U.S. flag An official website of the United States government
  1. Home
  2. Drugs
  3. Drug Safety and Availability
  4. FDA Drug Safety Podcasts
  5. FDA Drug Safety Podcast: FDA recommends separating dosing of potassium-lowering drug sodium polystyrene sulfonate (Kayexalate) from all other oral drugs
  1. FDA Drug Safety Podcasts

FDA Drug Safety Podcast: FDA recommends separating dosing of potassium-lowering drug sodium polystyrene sulfonate (Kayexalate) from all other oral drugs

Listen to This Podcast

Welcome to the FDA Drug Safety Podcast for health care professionals from the Division of Drug Information. This is Lesley Navin Advanced Practice Nurse.

On September 6, 2017 FDA recommended that patients avoid taking the potassium-lowering drug sodium polystyrene sulfonate (brand name Kayexalate) at the same time as any other medicines taken by mouth. A study found that sodium polystyrene sulfonate binds to many commonly prescribed oral medicines, decreasing the absorption and therefore the effectiveness of those oral medicines. To reduce this likelihood, we recommend separating the dosing of sodium polystyrene sulfonate from other orally administered medicines by at least 3 hours. We are updating the sodium polystyrene sulfonate drug labels to include information about this dosing separation.

Sodium polystyrene sulfonate is used to treat hyperkalemia, and works by binding with potassium in the intestines so it can be removed from the body. Too much potassium in the blood can cause heart rhythm problems, which in rare cases can be fatal. Sodium polystyrene sulfonate is available as the brand name Kayexalate, as generic brands, and also as non-branded generics.

Health care professionals should advise patients to separate dosing from other orally administered medicines by at least 3 hours. That time should be increased to 6 hours for patients with gastroparesis or other conditions resulting in delayed emptying of food from the stomach into the small intestine.

An in vitro study was conducted to evaluate the binding potential for six orally administered medicines commonly taken together with sodium polystyrene sulfonate - amlodipine, metoprolol, amoxicillin, furosemide, phenytoin, and warfarin. The study found significant binding to sodium polystyrene sulfonate occurred with all of these medicines.
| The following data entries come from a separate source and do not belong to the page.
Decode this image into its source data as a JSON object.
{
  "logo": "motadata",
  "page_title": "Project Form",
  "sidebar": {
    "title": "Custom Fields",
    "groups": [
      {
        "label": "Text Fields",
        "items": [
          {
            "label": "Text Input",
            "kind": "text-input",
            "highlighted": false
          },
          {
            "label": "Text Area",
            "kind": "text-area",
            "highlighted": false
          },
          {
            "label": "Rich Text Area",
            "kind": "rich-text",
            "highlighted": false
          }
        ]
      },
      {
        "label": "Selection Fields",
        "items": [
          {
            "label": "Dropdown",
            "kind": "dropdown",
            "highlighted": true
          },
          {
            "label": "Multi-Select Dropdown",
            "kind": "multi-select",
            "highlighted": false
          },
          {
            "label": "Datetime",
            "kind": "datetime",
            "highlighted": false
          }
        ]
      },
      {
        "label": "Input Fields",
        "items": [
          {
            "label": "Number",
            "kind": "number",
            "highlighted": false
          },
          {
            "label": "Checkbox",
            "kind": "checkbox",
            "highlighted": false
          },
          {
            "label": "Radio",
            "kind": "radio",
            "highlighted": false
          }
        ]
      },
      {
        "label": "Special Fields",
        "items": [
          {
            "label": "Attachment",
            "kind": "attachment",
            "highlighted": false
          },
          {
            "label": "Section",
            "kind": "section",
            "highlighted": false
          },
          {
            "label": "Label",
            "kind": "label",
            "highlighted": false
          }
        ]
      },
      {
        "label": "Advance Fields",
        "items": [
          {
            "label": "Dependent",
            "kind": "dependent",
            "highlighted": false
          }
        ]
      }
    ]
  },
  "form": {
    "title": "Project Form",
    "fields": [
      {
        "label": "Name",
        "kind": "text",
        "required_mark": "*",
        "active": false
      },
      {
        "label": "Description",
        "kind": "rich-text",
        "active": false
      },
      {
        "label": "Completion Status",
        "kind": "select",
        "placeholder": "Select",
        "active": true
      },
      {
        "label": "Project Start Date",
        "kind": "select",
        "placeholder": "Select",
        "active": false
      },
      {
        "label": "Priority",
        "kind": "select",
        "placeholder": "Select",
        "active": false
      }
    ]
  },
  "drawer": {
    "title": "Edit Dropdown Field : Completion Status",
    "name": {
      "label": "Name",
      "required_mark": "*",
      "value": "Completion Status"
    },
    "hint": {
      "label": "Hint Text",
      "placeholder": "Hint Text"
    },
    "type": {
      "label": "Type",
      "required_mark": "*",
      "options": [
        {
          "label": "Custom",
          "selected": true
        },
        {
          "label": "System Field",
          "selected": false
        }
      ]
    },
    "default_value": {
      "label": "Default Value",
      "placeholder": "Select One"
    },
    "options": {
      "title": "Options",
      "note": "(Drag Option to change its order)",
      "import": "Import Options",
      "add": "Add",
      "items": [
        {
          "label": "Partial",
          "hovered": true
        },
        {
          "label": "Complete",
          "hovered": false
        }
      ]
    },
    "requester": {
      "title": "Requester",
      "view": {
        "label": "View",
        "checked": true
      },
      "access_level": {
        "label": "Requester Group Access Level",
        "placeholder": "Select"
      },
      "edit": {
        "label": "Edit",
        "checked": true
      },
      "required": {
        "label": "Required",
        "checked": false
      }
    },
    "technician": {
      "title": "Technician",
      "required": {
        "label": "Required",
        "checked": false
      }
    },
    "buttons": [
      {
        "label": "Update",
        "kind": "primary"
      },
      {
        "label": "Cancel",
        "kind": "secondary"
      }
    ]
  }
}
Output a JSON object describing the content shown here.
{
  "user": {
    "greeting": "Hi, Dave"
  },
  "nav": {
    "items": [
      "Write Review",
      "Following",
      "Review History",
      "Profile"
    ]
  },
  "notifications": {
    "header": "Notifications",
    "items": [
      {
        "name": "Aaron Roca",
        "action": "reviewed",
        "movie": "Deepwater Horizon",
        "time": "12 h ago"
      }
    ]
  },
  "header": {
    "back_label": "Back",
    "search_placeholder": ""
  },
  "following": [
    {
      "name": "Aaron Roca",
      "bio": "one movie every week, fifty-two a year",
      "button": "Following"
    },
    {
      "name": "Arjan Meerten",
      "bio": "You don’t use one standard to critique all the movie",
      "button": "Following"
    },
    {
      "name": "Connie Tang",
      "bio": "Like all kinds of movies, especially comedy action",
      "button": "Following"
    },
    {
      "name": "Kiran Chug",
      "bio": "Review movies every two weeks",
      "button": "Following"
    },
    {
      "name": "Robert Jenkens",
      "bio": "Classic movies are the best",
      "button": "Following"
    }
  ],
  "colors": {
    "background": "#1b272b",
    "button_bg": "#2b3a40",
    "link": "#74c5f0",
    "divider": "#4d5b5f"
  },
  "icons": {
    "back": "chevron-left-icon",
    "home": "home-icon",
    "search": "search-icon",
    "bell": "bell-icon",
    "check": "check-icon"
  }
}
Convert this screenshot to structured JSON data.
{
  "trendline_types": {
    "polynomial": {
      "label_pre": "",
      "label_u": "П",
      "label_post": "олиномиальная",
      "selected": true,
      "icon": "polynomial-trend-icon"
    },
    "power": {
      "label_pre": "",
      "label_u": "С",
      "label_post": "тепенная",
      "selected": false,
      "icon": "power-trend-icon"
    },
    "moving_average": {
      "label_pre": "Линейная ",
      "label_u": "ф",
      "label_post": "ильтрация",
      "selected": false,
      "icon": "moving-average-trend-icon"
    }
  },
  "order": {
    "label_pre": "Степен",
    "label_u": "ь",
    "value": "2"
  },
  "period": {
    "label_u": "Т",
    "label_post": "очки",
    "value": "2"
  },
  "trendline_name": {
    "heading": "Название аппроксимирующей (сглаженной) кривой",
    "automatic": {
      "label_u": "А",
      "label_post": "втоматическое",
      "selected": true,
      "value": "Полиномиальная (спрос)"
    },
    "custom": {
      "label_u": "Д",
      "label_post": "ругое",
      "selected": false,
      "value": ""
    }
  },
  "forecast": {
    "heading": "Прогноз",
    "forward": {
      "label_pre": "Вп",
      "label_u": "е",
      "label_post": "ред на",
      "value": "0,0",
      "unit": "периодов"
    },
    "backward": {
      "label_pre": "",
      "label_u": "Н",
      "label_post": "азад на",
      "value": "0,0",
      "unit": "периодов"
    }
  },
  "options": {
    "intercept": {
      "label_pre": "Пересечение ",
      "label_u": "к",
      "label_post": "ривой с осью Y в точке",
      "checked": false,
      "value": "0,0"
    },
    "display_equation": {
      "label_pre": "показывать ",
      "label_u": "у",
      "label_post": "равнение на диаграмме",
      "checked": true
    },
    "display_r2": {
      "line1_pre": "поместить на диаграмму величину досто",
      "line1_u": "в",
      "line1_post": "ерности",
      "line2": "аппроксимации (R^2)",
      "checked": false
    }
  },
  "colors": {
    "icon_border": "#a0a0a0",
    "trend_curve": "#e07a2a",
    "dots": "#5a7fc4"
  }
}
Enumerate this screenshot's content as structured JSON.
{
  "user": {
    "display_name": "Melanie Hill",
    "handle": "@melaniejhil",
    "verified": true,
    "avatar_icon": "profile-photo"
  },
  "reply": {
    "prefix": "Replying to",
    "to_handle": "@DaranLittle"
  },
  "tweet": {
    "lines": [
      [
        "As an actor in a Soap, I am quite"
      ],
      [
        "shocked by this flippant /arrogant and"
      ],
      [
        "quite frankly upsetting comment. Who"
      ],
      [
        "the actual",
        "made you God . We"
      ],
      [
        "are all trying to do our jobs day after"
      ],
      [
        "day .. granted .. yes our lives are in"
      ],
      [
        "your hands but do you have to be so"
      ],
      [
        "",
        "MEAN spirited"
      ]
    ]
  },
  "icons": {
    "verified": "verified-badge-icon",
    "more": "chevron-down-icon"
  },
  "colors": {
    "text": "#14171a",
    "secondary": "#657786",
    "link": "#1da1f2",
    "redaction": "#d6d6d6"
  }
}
We conclude that sodium polystyrene sulfonate would also be likely to bind to many other oral medicines, and recommend separating its dosing from other oral medications by 3 hours, or 6 hours if the patient has gastroparesis. We have determined that additional drug interaction studies are no longer needed and will release the manufacturer of Kayexalate, Concordia Pharmaceuticals, Inc., from the requirement to conduct further studies. We are adding this new information to the sodium polystyrene sulfonate drug labels.

Side effects involving sodium polystyrene sulfonate should be reported to FDA’s MedWatch program at www.fda.gov/medwatch.

A link to the full communication detailing specific information for health care professionals and the references can be found at www.fda.gov/DrugSafetyCommunications. If you have drug questions, you can reach us at druginfo@fda.hhs.gov.

And follow us on Twitter @FDA_Drug_Infodisclaimer icon for up to the minute important drug information. Know the moment it happens. Thank you for listening.

Related Information